Data about app and page elements:
☆ ☆ ☆ ☆ ☆

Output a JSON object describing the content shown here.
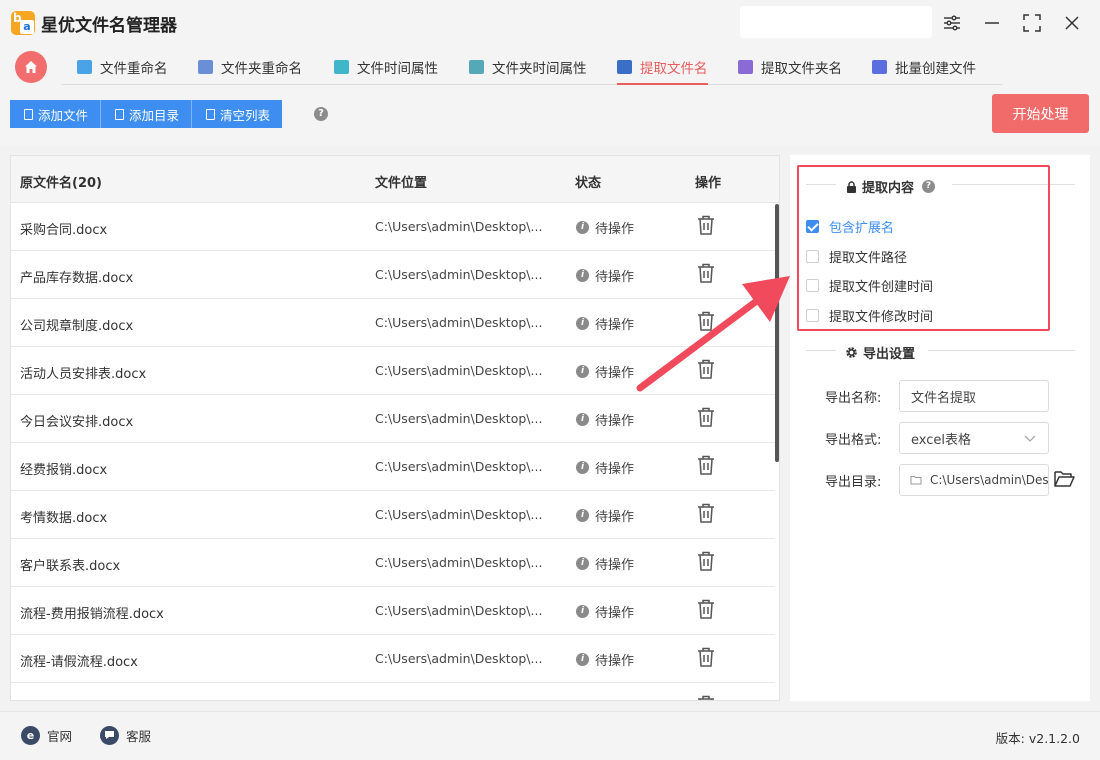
{
  "app": {
    "title": "星优文件名管理器"
  },
  "tabs": [
    {
      "label": "文件重命名",
      "icon": "file-rename-icon",
      "color": "#4aa3e6"
    },
    {
      "label": "文件夹重命名",
      "icon": "folder-rename-icon",
      "color": "#6b8fd6"
    },
    {
      "label": "文件时间属性",
      "icon": "file-time-icon",
      "color": "#3fb6c9"
    },
    {
      "label": "文件夹时间属性",
      "icon": "folder-time-icon",
      "color": "#55a8b8"
    },
    {
      "label": "提取文件名",
      "icon": "extract-filename-icon",
      "color": "#3a6fc8",
      "active": true
    },
    {
      "label": "提取文件夹名",
      "icon": "extract-foldername-icon",
      "color": "#8a6ad4"
    },
    {
      "label": "批量创建文件",
      "icon": "batch-create-icon",
      "color": "#5b6ee0"
    }
  ],
  "toolbar": {
    "add_file": "添加文件",
    "add_dir": "添加目录",
    "clear_list": "清空列表",
    "help": "?",
    "start": "开始处理"
  },
  "table": {
    "headers": {
      "name": "原文件名(20)",
      "path": "文件位置",
      "status": "状态",
      "action": "操作"
    },
    "rows": [
      {
        "name": "采购合同.docx",
        "path": "C:\\Users\\admin\\Desktop\\...",
        "status": "待操作"
      },
      {
        "name": "产品库存数据.docx",
        "path": "C:\\Users\\admin\\Desktop\\...",
        "status": "待操作"
      },
      {
        "name": "公司规章制度.docx",
        "path": "C:\\Users\\admin\\Desktop\\...",
        "status": "待操作"
      },
      {
        "name": "活动人员安排表.docx",
        "path": "C:\\Users\\admin\\Desktop\\...",
        "status": "待操作"
      },
      {
        "name": "今日会议安排.docx",
        "path": "C:\\Users\\admin\\Desktop\\...",
        "status": "待操作"
      },
      {
        "name": "经费报销.docx",
        "path": "C:\\Users\\admin\\Desktop\\...",
        "status": "待操作"
      },
      {
        "name": "考情数据.docx",
        "path": "C:\\Users\\admin\\Desktop\\...",
        "status": "待操作"
      },
      {
        "name": "客户联系表.docx",
        "path": "C:\\Users\\admin\\Desktop\\...",
        "status": "待操作"
      },
      {
        "name": "流程-费用报销流程.docx",
        "path": "C:\\Users\\admin\\Desktop\\...",
        "status": "待操作"
      },
      {
        "name": "流程-请假流程.docx",
        "path": "C:\\Users\\admin\\Desktop\\...",
        "status": "待操作"
      }
    ]
  },
  "extract": {
    "title": "提取内容",
    "options": [
      {
        "label": "包含扩展名",
        "checked": true
      },
      {
        "label": "提取文件路径",
        "checked": false
      },
      {
        "label": "提取文件创建时间",
        "checked": false
      },
      {
        "label": "提取文件修改时间",
        "checked": false
      }
    ]
  },
  "export": {
    "title": "导出设置",
    "name_label": "导出名称:",
    "name_value": "文件名提取",
    "format_label": "导出格式:",
    "format_value": "excel表格",
    "dir_label": "导出目录:",
    "dir_value": "C:\\Users\\admin\\Desktop"
  },
  "footer": {
    "website": "官网",
    "service": "客服",
    "version": "版本: v2.1.2.0"
  },
  "colors": {
    "accent": "#3d8ef0",
    "brand": "#f26b6b",
    "highlight": "#f04a5c"
  }
}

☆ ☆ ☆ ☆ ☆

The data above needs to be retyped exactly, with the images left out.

Output a JSON object describing the content shown here.
{
  "app": {
    "title": "星优文件名管理器"
  },
  "tabs": [
    {
      "label": "文件重命名",
      "icon": "file-rename-icon",
      "color": "#4aa3e6"
    },
    {
      "label": "文件夹重命名",
      "icon": "folder-rename-icon",
      "color": "#6b8fd6"
    },
    {
      "label": "文件时间属性",
      "icon": "file-time-icon",
      "color": "#3fb6c9"
    },
    {
      "label": "文件夹时间属性",
      "icon": "folder-time-icon",
      "color": "#55a8b8"
    },
    {
      "label": "提取文件名",
      "icon": "extract-filename-icon",
      "color": "#3a6fc8",
      "active": true
    },
    {
      "label": "提取文件夹名",
      "icon": "extract-foldername-icon",
      "color": "#8a6ad4"
    },
    {
      "label": "批量创建文件",
      "icon": "batch-create-icon",
      "color": "#5b6ee0"
    }
  ],
  "toolbar": {
    "add_file": "添加文件",
    "add_dir": "添加目录",
    "clear_list": "清空列表",
    "help": "?",
    "start": "开始处理"
  },
  "table": {
    "headers": {
      "name": "原文件名(20)",
      "path": "文件位置",
      "status": "状态",
      "action": "操作"
    },
    "rows": [
      {
        "name": "采购合同.docx",
        "path": "C:\\Users\\admin\\Desktop\\...",
        "status": "待操作"
      },
      {
        "name": "产品库存数据.docx",
        "path": "C:\\Users\\admin\\Desktop\\...",
        "status": "待操作"
      },
      {
        "name": "公司规章制度.docx",
        "path": "C:\\Users\\admin\\Desktop\\...",
        "status": "待操作"
      },
      {
        "name": "活动人员安排表.docx",
        "path": "C:\\Users\\admin\\Desktop\\...",
        "status": "待操作"
      },
      {
        "name": "今日会议安排.docx",
        "path": "C:\\Users\\admin\\Desktop\\...",
        "status": "待操作"
      },
      {
        "name": "经费报销.docx",
        "path": "C:\\Users\\admin\\Desktop\\...",
        "status": "待操作"
      },
      {
        "name": "考情数据.docx",
        "path": "C:\\Users\\admin\\Desktop\\...",
        "status": "待操作"
      },
      {
        "name": "客户联系表.docx",
        "path": "C:\\Users\\admin\\Desktop\\...",
        "status": "待操作"
      },
      {
        "name": "流程-费用报销流程.docx",
        "path": "C:\\Users\\admin\\Desktop\\...",
        "status": "待操作"
      },
      {
        "name": "流程-请假流程.docx",
        "path": "C:\\Users\\admin\\Desktop\\...",
        "status": "待操作"
      }
    ]
  },
  "extract": {
    "title": "提取内容",
    "options": [
      {
        "label": "包含扩展名",
        "checked": true
      },
      {
        "label": "提取文件路径",
        "checked": false
      },
      {
        "label": "提取文件创建时间",
        "checked": false
      },
      {
        "label": "提取文件修改时间",
        "checked": false
      }
    ]
  },
  "export": {
    "title": "导出设置",
    "name_label": "导出名称:",
    "name_value": "文件名提取",
    "format_label": "导出格式:",
    "format_value": "excel表格",
    "dir_label": "导出目录:",
    "dir_value": "C:\\Users\\admin\\Desktop"
  },
  "footer": {
    "website": "官网",
    "service": "客服",
    "version": "版本: v2.1.2.0"
  },
  "colors": {
    "accent": "#3d8ef0",
    "brand": "#f26b6b",
    "highlight": "#f04a5c"
  }
}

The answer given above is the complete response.